* **DATA PROVIDED**:
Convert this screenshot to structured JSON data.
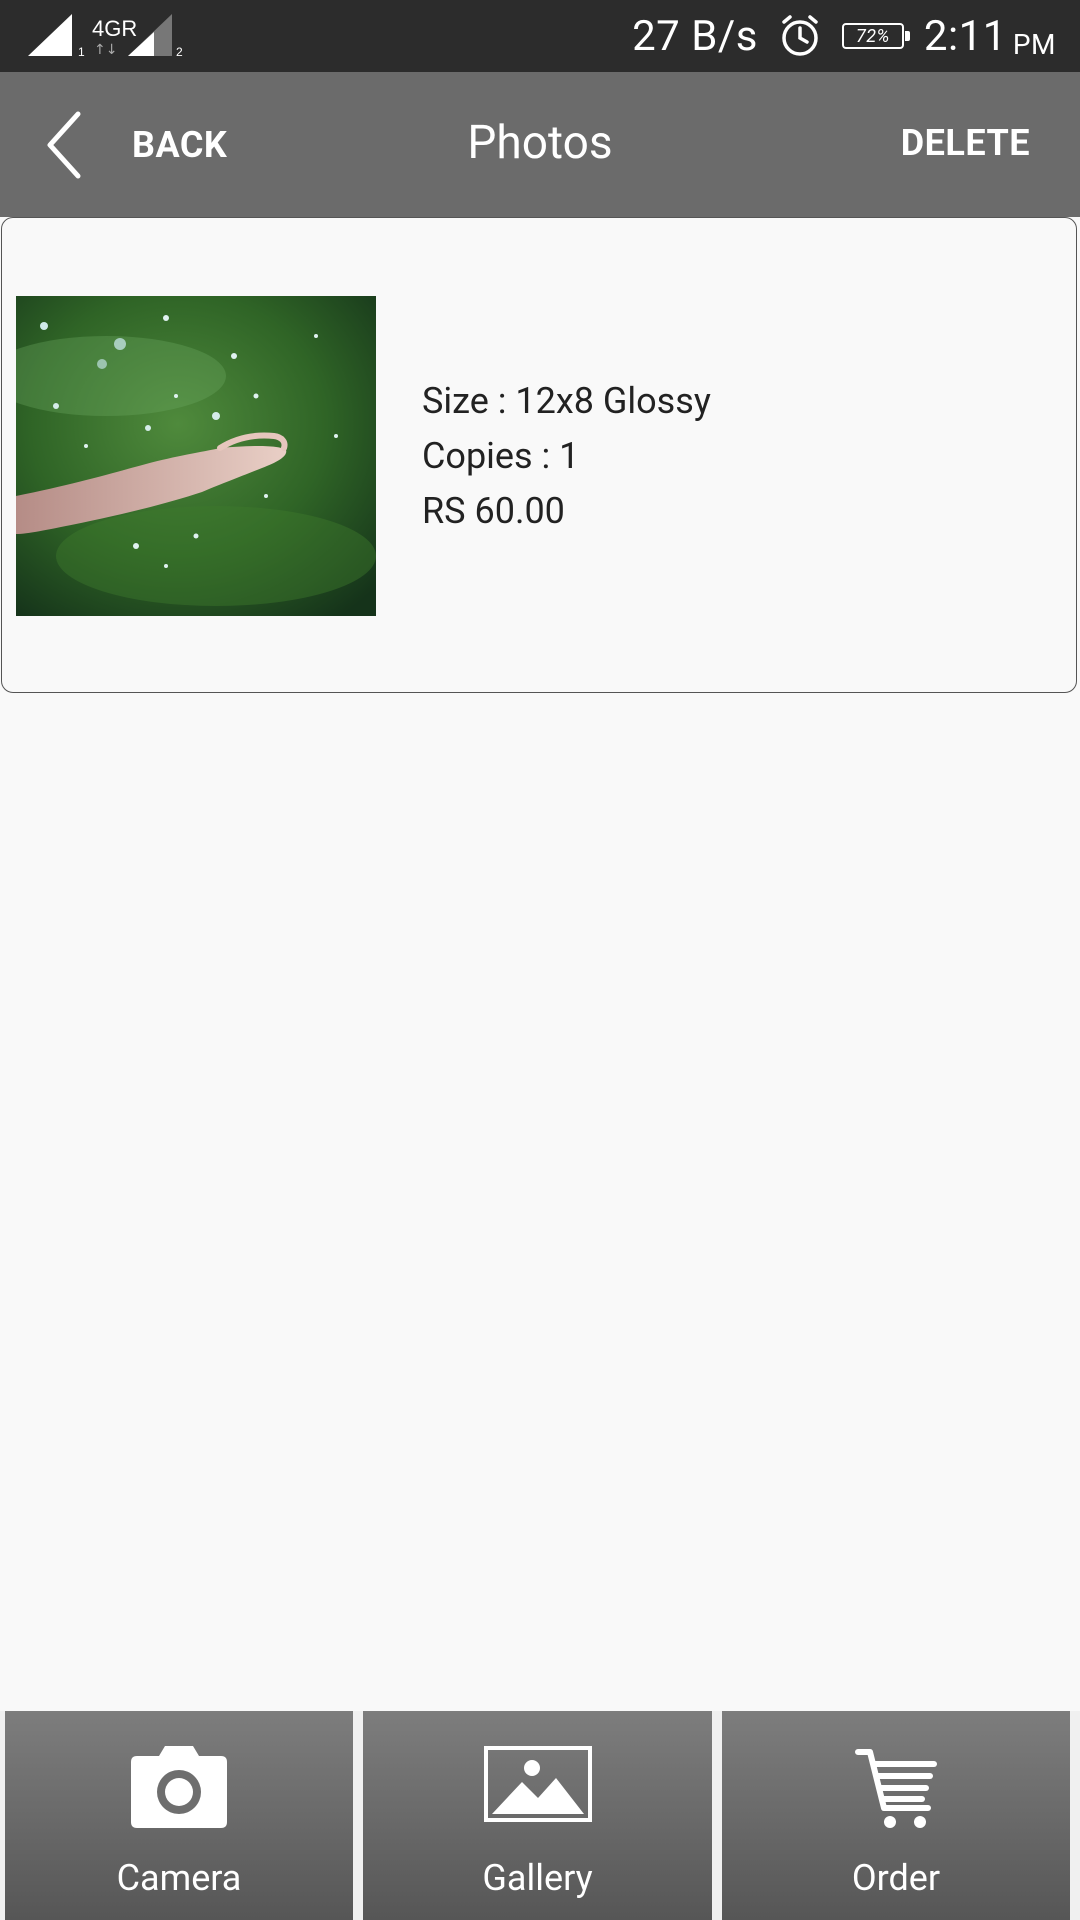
{
  "status_bar": {
    "network_label": "4GR",
    "sim1_label": "1",
    "sim2_label": "2",
    "data_rate": "27 B/s",
    "battery_percent": "72%",
    "time": "2:11",
    "ampm": "PM"
  },
  "header": {
    "back_label": "BACK",
    "title": "Photos",
    "delete_label": "DELETE"
  },
  "photo_item": {
    "size": "Size : 12x8 Glossy",
    "copies": "Copies : 1",
    "price": "RS 60.00"
  },
  "bottom_nav": {
    "camera_label": "Camera",
    "gallery_label": "Gallery",
    "order_label": "Order"
  },
  "icons": {
    "back": "chevron-left-icon",
    "camera": "camera-icon",
    "gallery": "image-icon",
    "order": "cart-icon",
    "alarm": "alarm-clock-icon",
    "battery": "battery-icon"
  },
  "colors": {
    "status_bar": "#2c2c2c",
    "app_bar": "#6b6b6b",
    "background": "#f9f9f9"
  }
}
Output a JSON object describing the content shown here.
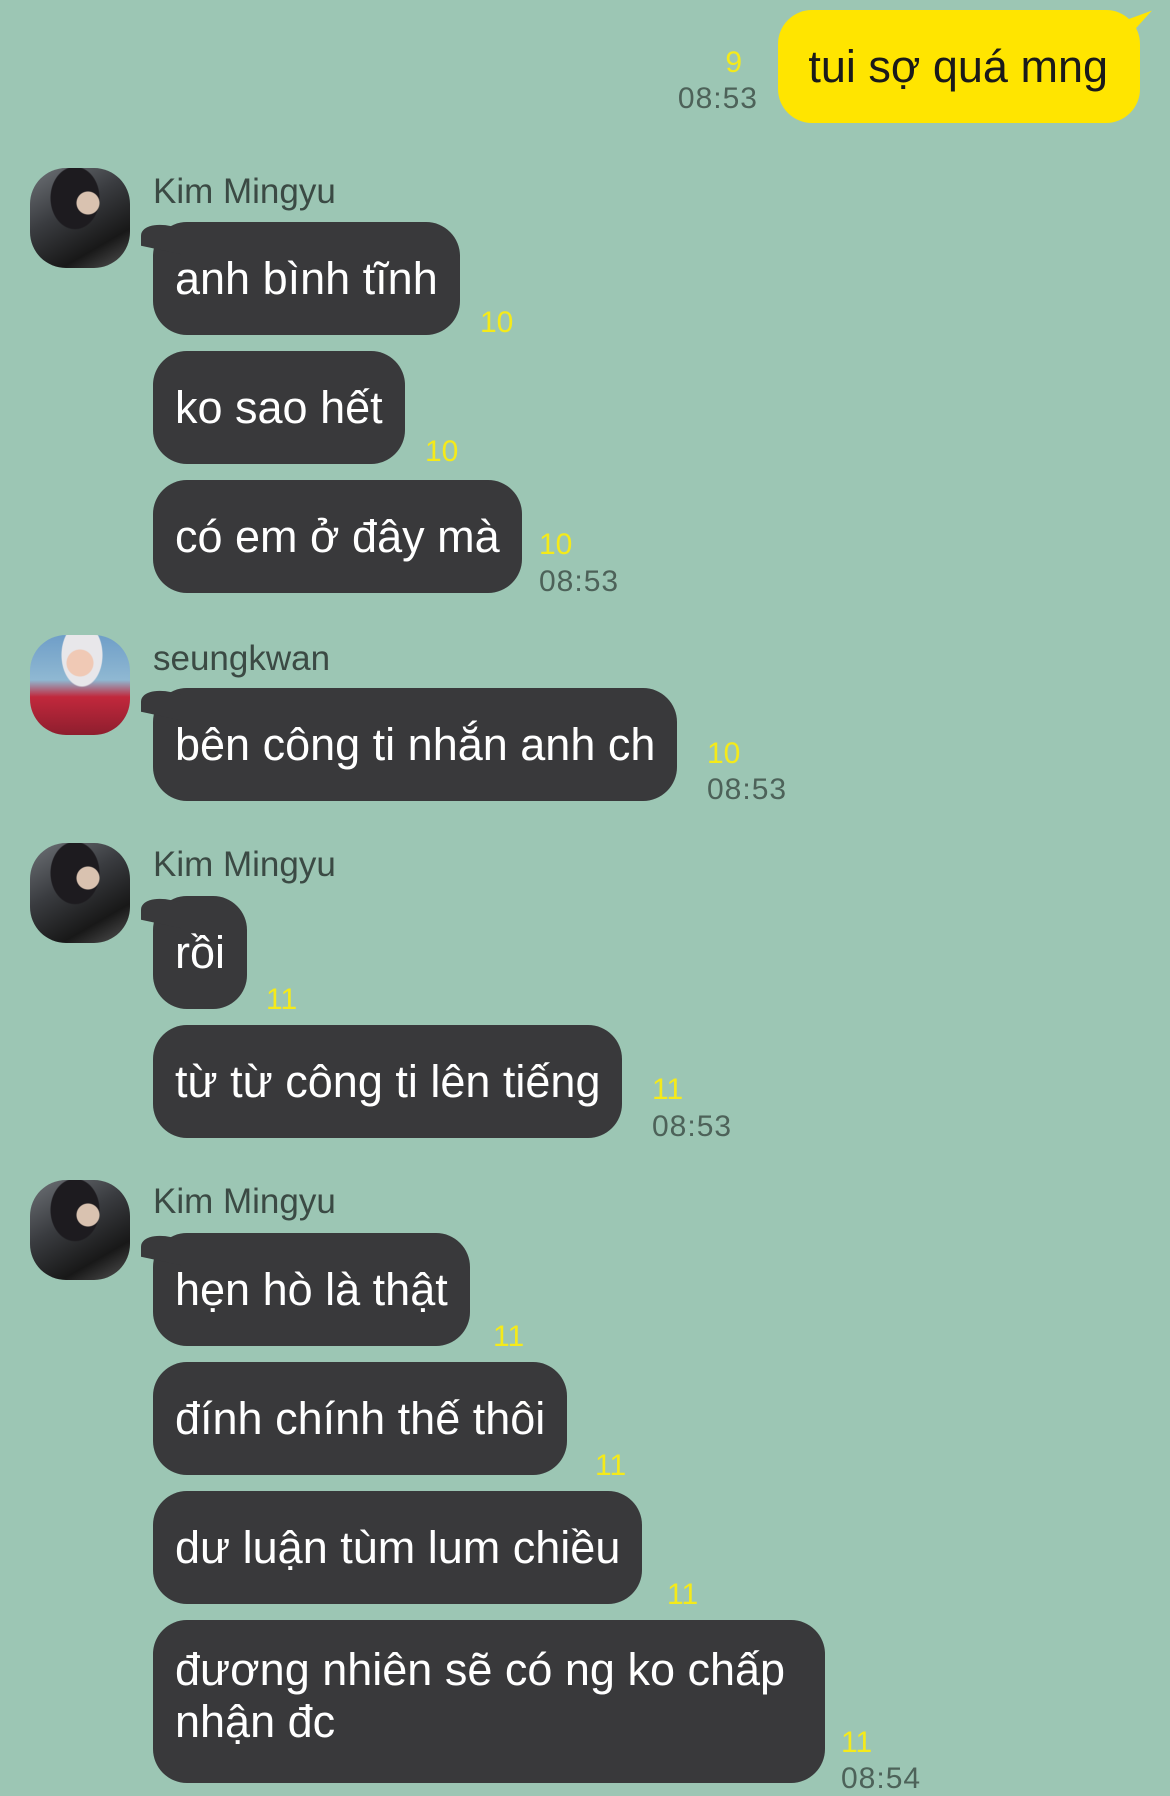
{
  "colors": {
    "background": "#9cc6b4",
    "outgoing_bubble": "#ffe500",
    "incoming_bubble": "#39393b",
    "unread_count": "#f5ea1a"
  },
  "outgoing": {
    "text": "tui sợ quá mng",
    "count": "9",
    "time": "08:53"
  },
  "groups": [
    {
      "sender": "Kim Mingyu",
      "avatar": "mingyu-avatar",
      "messages": [
        {
          "text": "anh bình tĩnh",
          "count": "10",
          "time": ""
        },
        {
          "text": "ko sao hết",
          "count": "10",
          "time": ""
        },
        {
          "text": "có em ở đây mà",
          "count": "10",
          "time": "08:53"
        }
      ]
    },
    {
      "sender": "seungkwan",
      "avatar": "seungkwan-avatar",
      "messages": [
        {
          "text": "bên công ti nhắn anh ch",
          "count": "10",
          "time": "08:53"
        }
      ]
    },
    {
      "sender": "Kim Mingyu",
      "avatar": "mingyu-avatar",
      "messages": [
        {
          "text": "rồi",
          "count": "11",
          "time": ""
        },
        {
          "text": "từ từ công ti lên tiếng",
          "count": "11",
          "time": "08:53"
        }
      ]
    },
    {
      "sender": "Kim Mingyu",
      "avatar": "mingyu-avatar",
      "messages": [
        {
          "text": "hẹn hò là thật",
          "count": "11",
          "time": ""
        },
        {
          "text": "đính chính thế thôi",
          "count": "11",
          "time": ""
        },
        {
          "text": "dư luận tùm lum chiều",
          "count": "11",
          "time": ""
        },
        {
          "text": "đương nhiên sẽ có ng ko chấp nhận đc",
          "count": "11",
          "time": "08:54"
        }
      ]
    }
  ]
}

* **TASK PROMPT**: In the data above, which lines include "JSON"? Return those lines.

* **RESPONSE BELOW**:
Convert this screenshot to structured JSON data.
Output a JSON object describing the content shown here.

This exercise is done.